If you are using a powdered dye that you mix with water, the package directions will tell you to put the dyed piece in a bag. This is to allow for ultimate dye concentration, and usually that takes about six hours to fully activate. After six hours, it stops.
You can cover with a plastic bag or even insert the item into a bag.
I usually leave it overnight and then rinse it all out in the morning.
Rinse and wash
This is really important. for the first wash – put on your gloves and take your project to the sink after it has set for at least six hours. Before removing the ties/bands, rinse with lukewarm or cool water – not hot. Way less messy this way!
Then remove the ties/bands, open your garment and rinse until the water runs clear.
Place in the washing machine along with a piece of old clothes. This will help absorb the excess dye. Run through the washing machine on cold water, hang dry.
Wash separately from other clothing items the first couple washes, just to make sure it doesn’t bleed. Hang dry at room temperature for best results and to keep the bright colors.
Wipe away any spots on the table, etc. The dye will reconstitute and spread!
Use vinegar and baking soda to remove any excess dye from the table.
Enjoy your new tie-dye project!
Whether you tried specific patterns or used easy steps to add one color – hopefully you ended up with the best items ever!
I hope these 10 tie-dye tips help you. Tie-dye is super fun and it doesn’t have to be messy, it’s such a great summer activity for all ages and skill levels.
More tie-dye tips and ideas!
Start with black and white cotton fabric, adding color will make it more interesting!
Don’t want rainbow? Use one color.
Visit thrift shops or second-hand stores for cotton slips and blouses to dye.
Dye silk scarves, socks, table cloths, curtains, shoes or pillowcases for something different!

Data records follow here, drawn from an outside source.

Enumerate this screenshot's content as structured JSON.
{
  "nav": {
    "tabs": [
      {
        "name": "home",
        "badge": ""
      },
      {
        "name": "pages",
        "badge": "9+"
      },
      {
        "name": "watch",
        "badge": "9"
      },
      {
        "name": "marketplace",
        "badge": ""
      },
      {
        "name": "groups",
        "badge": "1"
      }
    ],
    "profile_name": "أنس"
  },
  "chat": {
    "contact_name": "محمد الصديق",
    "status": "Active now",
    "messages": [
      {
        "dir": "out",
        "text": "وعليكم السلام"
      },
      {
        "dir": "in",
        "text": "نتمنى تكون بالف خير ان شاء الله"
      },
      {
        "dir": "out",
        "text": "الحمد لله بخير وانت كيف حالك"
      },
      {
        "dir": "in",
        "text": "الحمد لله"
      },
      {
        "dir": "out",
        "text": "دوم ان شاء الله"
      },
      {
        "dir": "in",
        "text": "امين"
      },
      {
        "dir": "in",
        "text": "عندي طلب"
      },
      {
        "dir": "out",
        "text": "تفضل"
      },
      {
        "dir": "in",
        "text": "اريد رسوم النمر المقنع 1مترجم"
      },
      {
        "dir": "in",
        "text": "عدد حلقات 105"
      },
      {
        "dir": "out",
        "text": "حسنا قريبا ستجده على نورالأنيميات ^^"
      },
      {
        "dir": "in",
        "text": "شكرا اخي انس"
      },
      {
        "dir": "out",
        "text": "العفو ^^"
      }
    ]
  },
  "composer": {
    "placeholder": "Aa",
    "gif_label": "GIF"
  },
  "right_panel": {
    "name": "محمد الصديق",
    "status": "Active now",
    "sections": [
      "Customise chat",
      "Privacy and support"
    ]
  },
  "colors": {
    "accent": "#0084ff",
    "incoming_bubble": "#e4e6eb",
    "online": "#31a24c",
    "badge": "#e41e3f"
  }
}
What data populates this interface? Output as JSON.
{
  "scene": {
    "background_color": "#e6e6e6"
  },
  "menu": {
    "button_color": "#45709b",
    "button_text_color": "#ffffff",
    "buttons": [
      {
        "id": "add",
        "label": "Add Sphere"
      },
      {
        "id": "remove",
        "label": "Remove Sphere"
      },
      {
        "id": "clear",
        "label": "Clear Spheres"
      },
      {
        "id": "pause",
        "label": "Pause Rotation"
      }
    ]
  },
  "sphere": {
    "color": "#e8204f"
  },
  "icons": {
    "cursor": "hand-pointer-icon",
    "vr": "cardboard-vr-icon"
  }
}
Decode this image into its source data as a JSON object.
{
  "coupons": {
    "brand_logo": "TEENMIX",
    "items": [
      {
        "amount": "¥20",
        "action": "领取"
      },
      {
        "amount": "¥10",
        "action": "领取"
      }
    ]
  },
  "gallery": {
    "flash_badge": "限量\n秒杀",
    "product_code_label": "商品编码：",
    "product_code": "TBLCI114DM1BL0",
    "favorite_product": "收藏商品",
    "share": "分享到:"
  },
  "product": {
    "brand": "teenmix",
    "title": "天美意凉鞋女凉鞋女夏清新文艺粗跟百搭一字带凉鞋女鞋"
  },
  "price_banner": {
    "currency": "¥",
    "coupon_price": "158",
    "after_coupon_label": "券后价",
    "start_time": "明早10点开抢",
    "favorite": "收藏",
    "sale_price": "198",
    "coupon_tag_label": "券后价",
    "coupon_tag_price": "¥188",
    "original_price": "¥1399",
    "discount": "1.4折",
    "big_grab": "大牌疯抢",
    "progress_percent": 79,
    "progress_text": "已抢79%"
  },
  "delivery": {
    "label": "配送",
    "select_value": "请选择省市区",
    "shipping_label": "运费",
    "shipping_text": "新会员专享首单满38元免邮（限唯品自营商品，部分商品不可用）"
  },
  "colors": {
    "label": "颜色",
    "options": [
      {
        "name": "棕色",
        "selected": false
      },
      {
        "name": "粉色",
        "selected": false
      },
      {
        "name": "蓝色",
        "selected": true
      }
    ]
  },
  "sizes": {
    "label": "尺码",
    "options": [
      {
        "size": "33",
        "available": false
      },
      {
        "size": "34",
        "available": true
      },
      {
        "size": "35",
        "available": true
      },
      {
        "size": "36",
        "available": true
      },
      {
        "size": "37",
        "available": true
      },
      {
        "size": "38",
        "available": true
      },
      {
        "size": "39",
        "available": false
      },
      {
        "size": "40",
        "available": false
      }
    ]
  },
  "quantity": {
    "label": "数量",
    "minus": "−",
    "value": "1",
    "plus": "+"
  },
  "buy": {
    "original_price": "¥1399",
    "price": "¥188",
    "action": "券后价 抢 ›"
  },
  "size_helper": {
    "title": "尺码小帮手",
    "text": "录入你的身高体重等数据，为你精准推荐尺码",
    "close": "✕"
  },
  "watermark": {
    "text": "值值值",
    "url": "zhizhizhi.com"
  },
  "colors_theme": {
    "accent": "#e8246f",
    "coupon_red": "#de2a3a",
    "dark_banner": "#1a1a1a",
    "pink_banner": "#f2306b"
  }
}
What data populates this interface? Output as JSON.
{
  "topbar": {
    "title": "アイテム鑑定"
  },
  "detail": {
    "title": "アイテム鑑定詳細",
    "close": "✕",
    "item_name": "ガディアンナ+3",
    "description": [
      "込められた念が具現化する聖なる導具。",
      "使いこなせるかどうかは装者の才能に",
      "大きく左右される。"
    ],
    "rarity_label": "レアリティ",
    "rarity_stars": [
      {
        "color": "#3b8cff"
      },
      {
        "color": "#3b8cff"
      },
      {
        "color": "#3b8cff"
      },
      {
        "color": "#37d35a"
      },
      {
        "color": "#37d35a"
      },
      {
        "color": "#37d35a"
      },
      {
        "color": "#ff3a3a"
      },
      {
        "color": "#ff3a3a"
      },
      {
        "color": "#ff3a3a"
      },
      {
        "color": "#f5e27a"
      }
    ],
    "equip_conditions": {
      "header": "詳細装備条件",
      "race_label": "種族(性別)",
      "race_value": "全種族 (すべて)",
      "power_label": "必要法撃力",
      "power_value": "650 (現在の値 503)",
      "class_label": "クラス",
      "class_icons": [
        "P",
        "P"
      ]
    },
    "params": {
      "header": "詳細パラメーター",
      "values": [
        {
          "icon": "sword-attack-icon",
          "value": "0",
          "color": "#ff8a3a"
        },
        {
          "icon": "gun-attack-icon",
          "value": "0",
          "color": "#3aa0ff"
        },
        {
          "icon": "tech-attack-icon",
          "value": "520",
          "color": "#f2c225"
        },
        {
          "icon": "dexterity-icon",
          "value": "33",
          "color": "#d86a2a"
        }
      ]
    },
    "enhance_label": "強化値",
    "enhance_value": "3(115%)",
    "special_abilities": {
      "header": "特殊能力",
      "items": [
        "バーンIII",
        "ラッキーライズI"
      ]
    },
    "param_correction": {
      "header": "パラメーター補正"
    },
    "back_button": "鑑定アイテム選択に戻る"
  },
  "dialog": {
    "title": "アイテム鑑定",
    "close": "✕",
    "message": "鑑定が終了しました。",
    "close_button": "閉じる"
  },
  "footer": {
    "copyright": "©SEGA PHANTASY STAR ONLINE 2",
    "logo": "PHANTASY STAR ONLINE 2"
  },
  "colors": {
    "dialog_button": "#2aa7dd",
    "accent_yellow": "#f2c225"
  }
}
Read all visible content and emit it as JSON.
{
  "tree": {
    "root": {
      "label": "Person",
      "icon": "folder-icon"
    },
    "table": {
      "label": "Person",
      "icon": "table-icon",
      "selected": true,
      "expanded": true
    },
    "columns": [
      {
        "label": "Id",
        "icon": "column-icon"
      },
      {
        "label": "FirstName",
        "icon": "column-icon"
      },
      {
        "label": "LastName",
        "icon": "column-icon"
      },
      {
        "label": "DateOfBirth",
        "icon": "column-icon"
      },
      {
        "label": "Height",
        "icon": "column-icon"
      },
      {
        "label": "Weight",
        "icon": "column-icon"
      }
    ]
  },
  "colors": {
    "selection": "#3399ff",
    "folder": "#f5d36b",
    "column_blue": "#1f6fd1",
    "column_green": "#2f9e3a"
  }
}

Try natural items for dye, like avocado pits, blueberries, tea or coffee grounds.
I hope this post about tips for dyeing fabric and other tie-dye tips helped out!